Americans with money in the stock market are allocating more of their dollars toward everyday essentials instead of investing to budget for decades-high inflation, according to a new survey.

One in four retail investors are putting less into the stock market so they can cover expenses like groceries, gasoline and housing, according to a survey of US adults conducted by Wells Fargo & Co. Furthermore, they’re so nervous about their investments that 42% want to cash out, and nearly a third would deplete their IRA or 401(k) accounts if they could do so without tax penalties.

The findings underscore how Americans are struggling to keep up with persistently high inflation, forcing many to load up on credit cards and chip away at savings. And steep interest-rate hikes from the Federal Reserve have shaved trillions of dollars in value from US stocks, pummeling retirement funds.

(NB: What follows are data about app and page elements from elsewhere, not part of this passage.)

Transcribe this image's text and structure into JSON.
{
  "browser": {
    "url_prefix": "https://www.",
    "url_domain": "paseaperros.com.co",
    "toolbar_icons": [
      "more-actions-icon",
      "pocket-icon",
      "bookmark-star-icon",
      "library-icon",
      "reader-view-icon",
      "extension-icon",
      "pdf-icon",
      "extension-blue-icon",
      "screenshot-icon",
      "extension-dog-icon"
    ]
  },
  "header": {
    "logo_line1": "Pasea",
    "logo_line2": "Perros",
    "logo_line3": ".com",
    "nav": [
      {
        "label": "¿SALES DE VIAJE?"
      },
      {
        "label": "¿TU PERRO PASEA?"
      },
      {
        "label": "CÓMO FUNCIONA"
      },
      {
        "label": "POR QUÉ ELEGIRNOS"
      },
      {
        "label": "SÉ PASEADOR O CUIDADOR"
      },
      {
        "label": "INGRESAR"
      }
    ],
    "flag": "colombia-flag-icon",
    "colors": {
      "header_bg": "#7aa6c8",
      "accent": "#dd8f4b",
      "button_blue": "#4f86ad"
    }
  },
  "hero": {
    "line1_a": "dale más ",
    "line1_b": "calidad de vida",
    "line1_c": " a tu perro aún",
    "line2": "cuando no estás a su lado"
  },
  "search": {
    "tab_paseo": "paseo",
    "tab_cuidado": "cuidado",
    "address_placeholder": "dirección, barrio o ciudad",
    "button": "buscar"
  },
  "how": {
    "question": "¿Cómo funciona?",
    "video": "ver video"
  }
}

Half of male investors and 27% of women say they’re “doomscrolling,” or continually checking their investments on their phone when the market is down. Two thirds say lower inflation would make them feel more confident -- indeed, the latest consumer price data was met with an exuberant rally when it came in softer than expected.

The survey, which polled 2,000 adults from Sept. 21-27, found that lower interest rates, cheaper gas prices and an end to the war in Ukraine would also bolster sentiment.

On the flip side, the findings showed that 18% of investors are cutting back in some areas to take advantage of lower stock prices. More than half pointed to entertainment, while others sacrificed personal spending, such as clothing; restaurants; travel and vacations; and online subscriptions.

This article was provided by Bloomberg News.